Critical Importance of Reducing Stress for Recovery from GDD... and Everything Else.
Stress, the term used in Medicine is Allostatic Load (AL), which describes the cumulative burden of chronic stress and life events, I have focused on decreasing/managing stress in all my in-person discussion with GDD sufferers, and also in a number of blogs. A recent paper in JAMA reported that breast cancer subjects with high AL had 50% higher all-cause mortality than those in the lowest AL category. So this has put numbers to the effect of stress. Also, in passing, I very much like the analysis of outcomes reflecting all-cause rather than just cancer -related, because all bad things essentially effect everything: heart, brain, etc and not just breast cancer and metastases in these patients.
So this number can be translated to basically all other forms of serious disease, which includes GDD. Unfortunately compared to many diseases, there isn't the respectability and recognition with GDD that comes with other diseases such as cancer and infection, since it is a shunned disease, as essentially all adverse reactions to medical interventions are... at least initially. No one wants to hear about it, so they don't know it.... This actually reminds me of what a Czech radiologist had told me in 1992, just after the country was liberated from communism: all Czechs had to learn Russian from Gr 1 - 12 (equivalent) but no one could speak it. This is essentially saying if you don't want to know about something you won't learn it. This is generally the way in formal medicine and adverse reactions to established care.. no (few) doctors want to know about it, they want to stick their head in the sand and hope it goes away.... I digress somewhat but this is a large part of AL with GDD.
Moist patients with GDD are first confronted by physicians who say: " your kidney function is normal so you cannot be sick from Gadolinium". Large AL brick. This is often followed by: "you need psychiatric help". Another large brick of AL. This is then often compounded by the family members/ parents of the sufferer, who, listening to the doctors, then tell the sufferer: " you can't be sick from Gd, because the doctor told us it can't have made you sick". That is another major brick. The brain fog makes it impossible for you to keep your job and you lose it and become unemployed. Another major brick. You go to major centers to investigate your affliction, and after thousands of dollars they tell you you don't have ALS, but this could be COVID long haul. Another major brick. Then destitute, another major brick. Then your partner leaves you because you are nuts and jobless. Another major brick.. GDD sufferers more than the majority of sufferers of other diseases, experience a greater amount of AL related to their disease. Enough AL bricks to build their own Alcatraz.

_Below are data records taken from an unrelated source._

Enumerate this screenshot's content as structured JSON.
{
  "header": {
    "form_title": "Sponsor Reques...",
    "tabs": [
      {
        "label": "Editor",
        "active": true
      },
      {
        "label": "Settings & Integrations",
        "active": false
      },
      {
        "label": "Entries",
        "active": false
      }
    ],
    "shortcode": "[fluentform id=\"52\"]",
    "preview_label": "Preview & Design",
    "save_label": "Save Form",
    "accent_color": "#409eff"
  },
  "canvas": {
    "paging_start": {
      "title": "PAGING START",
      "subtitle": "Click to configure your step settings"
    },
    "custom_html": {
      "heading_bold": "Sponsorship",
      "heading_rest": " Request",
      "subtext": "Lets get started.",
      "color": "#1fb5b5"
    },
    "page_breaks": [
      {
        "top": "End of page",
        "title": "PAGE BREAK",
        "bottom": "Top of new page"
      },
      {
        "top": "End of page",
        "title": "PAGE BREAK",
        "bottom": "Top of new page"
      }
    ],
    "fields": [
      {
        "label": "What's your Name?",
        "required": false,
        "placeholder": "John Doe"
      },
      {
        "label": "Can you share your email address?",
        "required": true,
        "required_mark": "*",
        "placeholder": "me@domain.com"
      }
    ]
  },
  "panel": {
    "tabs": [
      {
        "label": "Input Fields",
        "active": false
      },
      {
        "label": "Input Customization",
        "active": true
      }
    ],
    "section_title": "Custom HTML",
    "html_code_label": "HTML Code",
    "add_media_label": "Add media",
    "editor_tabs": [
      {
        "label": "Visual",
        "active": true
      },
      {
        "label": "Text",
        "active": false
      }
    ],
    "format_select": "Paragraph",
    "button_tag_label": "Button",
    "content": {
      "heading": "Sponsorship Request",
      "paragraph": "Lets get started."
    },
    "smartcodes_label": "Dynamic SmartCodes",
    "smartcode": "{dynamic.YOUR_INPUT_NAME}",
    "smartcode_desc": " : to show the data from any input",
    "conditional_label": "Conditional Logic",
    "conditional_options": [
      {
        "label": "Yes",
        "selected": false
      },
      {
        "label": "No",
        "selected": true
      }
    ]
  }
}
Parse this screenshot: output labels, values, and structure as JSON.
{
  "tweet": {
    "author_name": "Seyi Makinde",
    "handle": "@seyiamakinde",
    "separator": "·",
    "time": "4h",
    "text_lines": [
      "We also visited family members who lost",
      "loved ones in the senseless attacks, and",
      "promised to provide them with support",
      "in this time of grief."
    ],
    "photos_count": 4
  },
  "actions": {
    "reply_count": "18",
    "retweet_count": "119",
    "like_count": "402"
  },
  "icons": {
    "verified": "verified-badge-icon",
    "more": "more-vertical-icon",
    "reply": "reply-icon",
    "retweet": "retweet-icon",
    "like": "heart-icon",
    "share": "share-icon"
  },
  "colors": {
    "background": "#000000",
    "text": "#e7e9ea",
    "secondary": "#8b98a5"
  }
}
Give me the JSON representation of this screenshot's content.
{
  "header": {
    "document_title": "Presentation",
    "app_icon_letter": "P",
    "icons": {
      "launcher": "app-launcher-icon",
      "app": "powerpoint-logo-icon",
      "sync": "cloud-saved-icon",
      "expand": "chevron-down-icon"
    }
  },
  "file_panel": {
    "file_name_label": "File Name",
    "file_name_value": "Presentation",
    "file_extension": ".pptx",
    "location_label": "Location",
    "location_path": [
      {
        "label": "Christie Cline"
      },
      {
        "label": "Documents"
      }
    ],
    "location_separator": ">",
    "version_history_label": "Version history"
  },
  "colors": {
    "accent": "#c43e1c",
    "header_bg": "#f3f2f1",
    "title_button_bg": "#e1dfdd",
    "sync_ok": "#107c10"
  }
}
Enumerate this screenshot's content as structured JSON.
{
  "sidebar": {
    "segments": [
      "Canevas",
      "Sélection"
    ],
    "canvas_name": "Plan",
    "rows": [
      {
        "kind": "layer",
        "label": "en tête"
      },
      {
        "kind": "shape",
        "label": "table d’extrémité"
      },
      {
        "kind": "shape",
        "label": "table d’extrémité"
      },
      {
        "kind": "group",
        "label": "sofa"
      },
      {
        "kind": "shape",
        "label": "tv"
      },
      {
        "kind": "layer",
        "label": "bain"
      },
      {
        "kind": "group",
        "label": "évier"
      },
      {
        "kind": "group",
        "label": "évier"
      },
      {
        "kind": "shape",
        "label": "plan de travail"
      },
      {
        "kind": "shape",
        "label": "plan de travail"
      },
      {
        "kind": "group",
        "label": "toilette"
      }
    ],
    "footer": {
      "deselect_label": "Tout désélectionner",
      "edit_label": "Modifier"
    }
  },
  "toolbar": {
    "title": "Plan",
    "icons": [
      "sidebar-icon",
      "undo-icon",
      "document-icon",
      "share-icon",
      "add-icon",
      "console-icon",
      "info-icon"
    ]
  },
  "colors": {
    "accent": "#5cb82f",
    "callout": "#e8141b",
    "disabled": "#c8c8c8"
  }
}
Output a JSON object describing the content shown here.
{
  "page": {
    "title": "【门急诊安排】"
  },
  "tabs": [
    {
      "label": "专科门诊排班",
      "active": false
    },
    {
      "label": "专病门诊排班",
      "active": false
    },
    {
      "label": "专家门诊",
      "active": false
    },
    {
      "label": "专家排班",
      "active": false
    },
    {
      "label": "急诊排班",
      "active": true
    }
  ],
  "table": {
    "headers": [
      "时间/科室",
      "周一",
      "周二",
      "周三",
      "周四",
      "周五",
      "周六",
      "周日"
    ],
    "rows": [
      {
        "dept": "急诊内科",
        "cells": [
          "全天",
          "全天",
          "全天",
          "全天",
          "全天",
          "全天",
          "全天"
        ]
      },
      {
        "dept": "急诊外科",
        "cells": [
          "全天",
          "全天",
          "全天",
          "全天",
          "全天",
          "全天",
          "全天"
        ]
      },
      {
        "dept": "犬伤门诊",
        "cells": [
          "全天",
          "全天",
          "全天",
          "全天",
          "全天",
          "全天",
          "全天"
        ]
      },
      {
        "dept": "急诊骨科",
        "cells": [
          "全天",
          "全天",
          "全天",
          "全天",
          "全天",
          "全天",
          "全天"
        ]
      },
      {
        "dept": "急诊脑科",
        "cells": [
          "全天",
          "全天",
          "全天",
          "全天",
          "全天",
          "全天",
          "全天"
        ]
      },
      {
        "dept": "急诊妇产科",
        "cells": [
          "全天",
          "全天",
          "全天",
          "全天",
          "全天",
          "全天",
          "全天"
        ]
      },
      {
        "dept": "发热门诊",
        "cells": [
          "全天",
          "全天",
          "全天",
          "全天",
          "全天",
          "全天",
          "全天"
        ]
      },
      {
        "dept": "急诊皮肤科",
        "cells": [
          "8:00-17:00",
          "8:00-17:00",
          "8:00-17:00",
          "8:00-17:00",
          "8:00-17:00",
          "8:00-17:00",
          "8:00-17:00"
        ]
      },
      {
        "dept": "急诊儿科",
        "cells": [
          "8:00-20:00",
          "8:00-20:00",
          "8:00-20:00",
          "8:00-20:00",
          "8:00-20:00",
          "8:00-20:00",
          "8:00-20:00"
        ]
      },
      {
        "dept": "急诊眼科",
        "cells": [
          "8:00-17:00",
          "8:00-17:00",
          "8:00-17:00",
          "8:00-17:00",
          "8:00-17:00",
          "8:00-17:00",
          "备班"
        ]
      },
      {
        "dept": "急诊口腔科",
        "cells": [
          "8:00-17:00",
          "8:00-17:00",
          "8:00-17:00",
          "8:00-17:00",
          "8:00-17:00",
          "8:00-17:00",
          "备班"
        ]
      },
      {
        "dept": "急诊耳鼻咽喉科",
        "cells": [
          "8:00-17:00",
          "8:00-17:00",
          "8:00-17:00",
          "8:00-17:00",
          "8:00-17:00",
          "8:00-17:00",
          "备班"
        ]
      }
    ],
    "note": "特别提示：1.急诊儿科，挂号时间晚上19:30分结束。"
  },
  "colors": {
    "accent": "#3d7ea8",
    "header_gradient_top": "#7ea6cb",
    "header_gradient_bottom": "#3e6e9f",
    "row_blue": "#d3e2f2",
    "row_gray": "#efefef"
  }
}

The bottom line, when you get GDD ,and as importantly, when you start chelation treatment, you have to try to reduce your AL as much as you can. I am quite certain that the AL cytokines are probably very similar to the GDD and chelation cytokines, so it is important to relax-focus to minimize all the unnecessary stress that you can. Unfortunately for most of us, there are stressors that we cannot easily avoid, so we need to learn to manage them better. In modern terms this may be called mindfullness. This is an important part of treatment and recovery > calming tools to manage AL. When I see an individual come to me for chelation treatment, and they arrive with a support family member or friend, I always feel a major sigh of relief, this is the equivalent of a full wall of AL that that person is spared of, and I become more confident that they will do well with chelation and will require fewer chelations. Family/ partner support is so critical... If you don't have ti, you will just have to focus more on being your own sanctuary. That is also one reason I like to have subjects be chelated together in the same room, so they feel they are part of a community and not alone. This on its own removes a few large AL bricks.
Richard Semelka, MD.